Another thing is string gauge. The Labella Jamerson flats are huge! 110-95-73-52. I tried them, and they really do give you that Jamerson tone. The increased tension required a lot of truss rod adjustment in order to keep the neck at my preferred relief. I went back to the standard gauge due to personal preference though, but kept the Jamerson G, so my gauges are 105-85-65-52.
Once you pick your desired pickup, put some flats on there, do some tweaking, you'll be off on your own Jamerson tone-journey. Have lots of fun with it!
A side note, on the stuffing a piece of foam under the strings at the bridge... I tried that as well. I remember seeing bassplayers in clubs down here doing that in the early 1970s. You probably noticed that Bob Babbit did that in some of the recent sessions in the Standing in the Shadows movie.

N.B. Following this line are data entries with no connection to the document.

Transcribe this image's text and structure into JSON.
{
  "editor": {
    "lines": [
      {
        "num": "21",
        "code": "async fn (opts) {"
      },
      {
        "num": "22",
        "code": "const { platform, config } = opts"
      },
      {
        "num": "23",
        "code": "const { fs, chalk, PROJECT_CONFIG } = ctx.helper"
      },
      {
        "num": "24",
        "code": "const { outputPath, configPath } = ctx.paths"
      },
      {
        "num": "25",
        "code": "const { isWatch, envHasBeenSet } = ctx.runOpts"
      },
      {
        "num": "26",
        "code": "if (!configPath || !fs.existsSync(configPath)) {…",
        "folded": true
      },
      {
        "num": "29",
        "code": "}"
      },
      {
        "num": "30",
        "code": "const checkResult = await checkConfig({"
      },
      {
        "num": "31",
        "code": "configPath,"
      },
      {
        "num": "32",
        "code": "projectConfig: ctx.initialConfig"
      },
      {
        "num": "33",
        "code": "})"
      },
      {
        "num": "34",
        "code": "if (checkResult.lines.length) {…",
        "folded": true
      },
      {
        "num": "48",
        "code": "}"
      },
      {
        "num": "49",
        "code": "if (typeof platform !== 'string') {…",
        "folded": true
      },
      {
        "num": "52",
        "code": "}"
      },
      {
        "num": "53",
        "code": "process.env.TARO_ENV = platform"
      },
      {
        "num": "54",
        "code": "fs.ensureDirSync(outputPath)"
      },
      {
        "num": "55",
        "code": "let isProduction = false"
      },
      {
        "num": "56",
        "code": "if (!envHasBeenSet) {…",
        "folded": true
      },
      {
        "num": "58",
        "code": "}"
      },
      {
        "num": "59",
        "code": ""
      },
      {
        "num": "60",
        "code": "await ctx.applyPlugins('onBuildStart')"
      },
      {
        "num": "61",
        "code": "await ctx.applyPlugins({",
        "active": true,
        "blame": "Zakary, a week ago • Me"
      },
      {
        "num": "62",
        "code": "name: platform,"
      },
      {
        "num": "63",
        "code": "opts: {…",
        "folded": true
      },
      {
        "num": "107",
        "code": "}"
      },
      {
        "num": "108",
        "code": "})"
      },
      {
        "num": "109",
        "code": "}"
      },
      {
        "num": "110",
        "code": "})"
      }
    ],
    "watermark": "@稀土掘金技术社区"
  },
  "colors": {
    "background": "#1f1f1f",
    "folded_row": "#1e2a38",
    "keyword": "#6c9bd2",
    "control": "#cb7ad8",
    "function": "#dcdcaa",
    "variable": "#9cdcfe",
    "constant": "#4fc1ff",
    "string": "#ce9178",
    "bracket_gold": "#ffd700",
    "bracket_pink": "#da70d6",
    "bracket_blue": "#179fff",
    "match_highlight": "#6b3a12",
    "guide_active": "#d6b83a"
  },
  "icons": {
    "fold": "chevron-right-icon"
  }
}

I noticed two things during my recent experiment in trying this out. Once you've figured out how thick to cut the sponge so that you obtain the desired muting effect and you stuff it under the strings at the bridge... you indeed get a real nice Jamerson-sounding muted tone with a fast decay. I was pleased with that. Here's the other thing, which wasn't surprising... The bass will play in tune from the open string to about the 10th fret or so. Once you get up to the 12th to 18th+ fret, the bass is slightly out of tune. maybe less than a 1/4 tone or so, but it's still noticeable. The pressure of the foam against the string throws off the intonation of the bass. But then again, I don't recall any Motown bass lines going up into the extreme upper scales of the bass.
Gfab, great post!
My formula for that Motown bass tone is pretty simple: My pickups in my 83 MIA Pbass are Fender CS Original 62's, TI flats, foam mute under the strings. For amplification I use my Ampeg B25-B head and an Aguilar GS112 cab with the tweeter off. I can definitely capture most of the bass tone vibe from the Motown recording but the fact that the bass was recorded direct on most if not all of those recordings is what prevents me from truly mimicing that sound.
How about tone control? I find that my Precision (with flats) sounds better when the tone is rolled off halfway or even all the way (with a Roland Cube 30!).
That's how I run the tone control on my P bass for the "Jamerson or Duck Dunn style" tone, regardless of what rig I'm playing through.
maybe he's a graverobber and an evil scientist... in which case he may very well have his head, heart, and hands.
but if that were the case, i guess he wouldn't be asking this question
I had a beater P mid '70's that came to me with a yuchy yellowed DiMarzio. I replaced the D with a Fender Vintage '57 RI with the staggered poles, and I think that came really close to the right thump. Wish I still had that bass.